The duration of the earwax removal appointment generally ranges from 15 to 30 minutes. However, larger buildups might require a more extended session, potentially using multiple removal methods. The process could be as quick as 15 minutes for small buildups or repeat visits.

Ear Wax Removal Methods

Audiologists typically employ two primary methods:

  • Manual Method: A curette or small tool removes the earwax. Alternatively, suction or forceps might be used. A video otoscope provides the audiologist with a clear view of the ear canal.
  • Irrigation Method: A water-filled syringe softens and flushes out the earwax.

Sometimes, both methods are used in a single appointment, depending on the earwax’s size and consistency.

The Earigator Advantage

The Earigator is a revolutionary tool available at all our locations. Designed by an Otologist, this equipment combines the functions of an otoscope and irrigation, offering an advanced approach to earwax removal. Here’s why the Earigator stands out:

  • Comfort: Unlike traditional metal tools, the Earigator ensures a less painful experience, minimizing the risk of bleeding.
  • Efficiency: Nurses and clinicians can safely remove even the most stubborn earwax.
  • Temperature Control: The Earigator maintains water at body temperature, avoiding any discomfort or vertigo.
  • Pressure Controls: Optimized settings ensure quick and safe earwax removal without endangering the eardrum.

Persistent symptoms such as hearing loss, tinnitus, or discomfort warrant a professional consultation.
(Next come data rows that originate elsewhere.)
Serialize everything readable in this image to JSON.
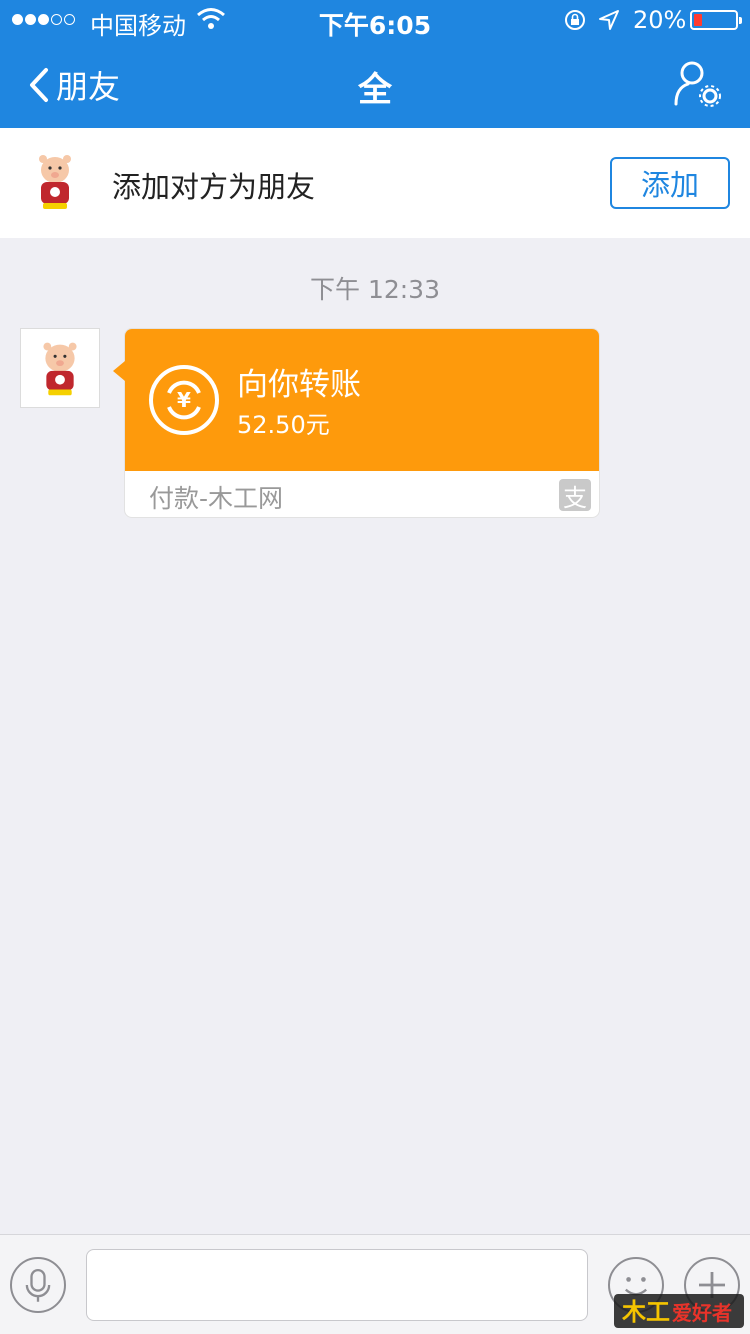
{
  "status_bar": {
    "carrier": "中国移动",
    "time": "下午6:05",
    "battery_percent_text": "20%",
    "battery_level": 0.2,
    "signal_bars_filled": 3,
    "signal_bars_total": 5
  },
  "nav": {
    "back_label": "朋友",
    "title": "全"
  },
  "add_friend": {
    "text": "添加对方为朋友",
    "button_label": "添加"
  },
  "chat": {
    "timestamp": "下午 12:33",
    "transfer_card": {
      "title": "向你转账",
      "amount": "52.50元",
      "source": "付款-木工网",
      "source_icon": "alipay-icon",
      "icon_glyph": "支"
    }
  },
  "input_bar": {
    "placeholder": ""
  },
  "watermark": {
    "text": "木工爱好者"
  },
  "colors": {
    "nav_blue": "#1f86e0",
    "card_orange": "#fe9a0c",
    "background": "#efeff4",
    "battery_red": "#ff3b30"
  }
}
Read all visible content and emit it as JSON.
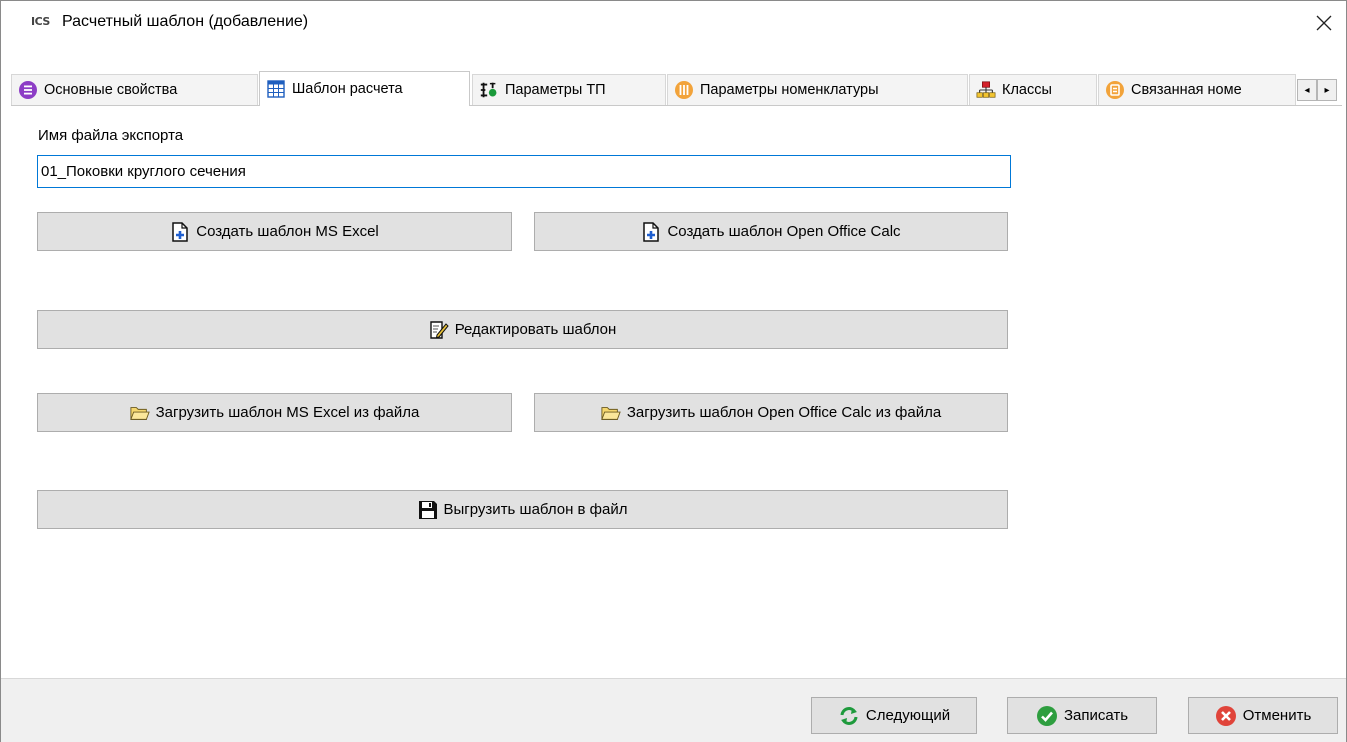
{
  "window": {
    "logo": "ICS",
    "title": "Расчетный шаблон (добавление)",
    "close_icon": "close-icon"
  },
  "tabs": [
    {
      "label": "Основные свойства",
      "icon": "list-circle-icon",
      "active": false
    },
    {
      "label": "Шаблон расчета",
      "icon": "table-icon",
      "active": true
    },
    {
      "label": "Параметры ТП",
      "icon": "process-params-icon",
      "active": false
    },
    {
      "label": "Параметры номенклатуры",
      "icon": "nomenclature-params-icon",
      "active": false
    },
    {
      "label": "Классы",
      "icon": "classes-hierarchy-icon",
      "active": false
    },
    {
      "label": "Связанная номе",
      "icon": "linked-nomenclature-icon",
      "active": false
    }
  ],
  "tab_scroll": {
    "left": "◂",
    "right": "▸"
  },
  "form": {
    "export_file_label": "Имя файла экспорта",
    "export_file_value": "01_Поковки круглого сечения"
  },
  "actions": {
    "create_excel": "Создать шаблон MS Excel",
    "create_calc": "Создать шаблон Open Office Calc",
    "edit_template": "Редактировать шаблон",
    "load_excel": "Загрузить шаблон MS Excel из файла",
    "load_calc": "Загрузить шаблон Open Office Calc из файла",
    "export_template": "Выгрузить шаблон в файл"
  },
  "footer": {
    "next": "Следующий",
    "save": "Записать",
    "cancel": "Отменить"
  },
  "colors": {
    "accent_border": "#0078d7",
    "button_face": "#e1e1e1",
    "footer_bg": "#f0f0f0",
    "ok_green": "#2e9e3f",
    "cancel_red": "#e0443a"
  }
}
The American Hearing and Audiology Centers provide a safe and advanced alternative for earwax removal with the Earigator technology. Please schedule an appointment with American Hearing + Audiology if you’re concerned about your ear wax.